"It wasn't your fault," Fai said, and Yuui clung to him desperately, aching to hear that reassurance even as he shook his head in violent denial.
"It was! It was my bad luck, I've always brought bad luck… it was because of me that they got so mad, it was because of me that they left us behind…" His stomach hurt as though he were being stabbed, and he curled into a tight ball, only vaguely feeling his twin's arms around him. "They killed him just a few feet away and I didn't do anything! I should have saved him… I should have gone in his place… I should have been the one to die…"
"No!" Fai shouted; his hands clutched spastically at Yuui's shoulders hard enough that his nails left scratches even through his clothes. "You're wrong. You're wrong!"

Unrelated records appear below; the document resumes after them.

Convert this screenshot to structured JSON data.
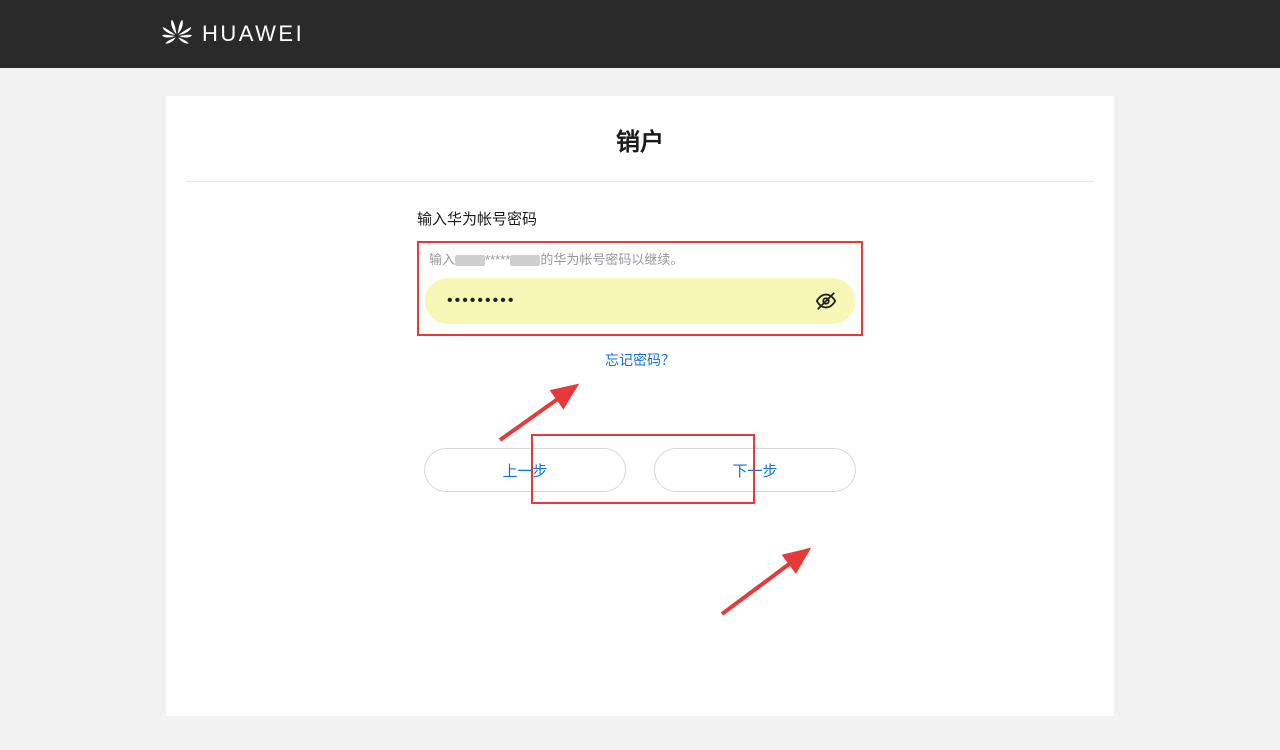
{
  "header": {
    "brand": "HUAWEI"
  },
  "page": {
    "title": "销户"
  },
  "form": {
    "section_label": "输入华为帐号密码",
    "hint_prefix": "输入",
    "hint_mid": "*****",
    "hint_suffix": "的华为帐号密码以继续。",
    "password_value": "•••••••••",
    "forgot_label": "忘记密码？"
  },
  "buttons": {
    "prev": "上一步",
    "next": "下一步"
  }
}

The pain registered dully through Yuui's well-practiced haze of guilt and recrimination, and he managed to raise his head out of his miserable huddle far enough to meet his twin's gaze.
"It was not your fault," Fai told him in a low, intense tone, his eyes boring into Yuui's with a fierce conviction. "And he - and your brother wanted you to live."
Such simple words. It took a moment for Yuui to absorb them, turn them over in his mind. Your brother wanted you to live.
Fai hadn't said would have wanted, or probably wanted. He spoke plain facts, because of all the people in all the universes, he knew just what it was that Yuui Flowright of Albion had been thinking in his last moments.
Your brother wanted you to live.
"I know," he said at last, in tones of quiet confession. "And I know that I wanted him to live, too - if I had been given a choice, I would have died to save him."
Before Fai could respond to that he raised his hand to press against Fai's cheek, turning him to meet Yuui's gaze steadily. "Just like he chose to save you."
Fai made an inarticulate noise, and hugged Yuui so hard he couldn't breathe. Yuui bore it, as he had borne Fai's tears and confession earlier. It was a necessary healing, for both of them.
"I don't want to choose any more," Fai said, and his voice was choked and unsteady. "We don't have to choose any more. We can both live here - together."
"Yes," Yuui agreed softly. "That's all I ever wanted."
They lay together as they once had as children; each curled around each other, their soft breaths synchronizing across the silence, and gradually succumbed to sleep.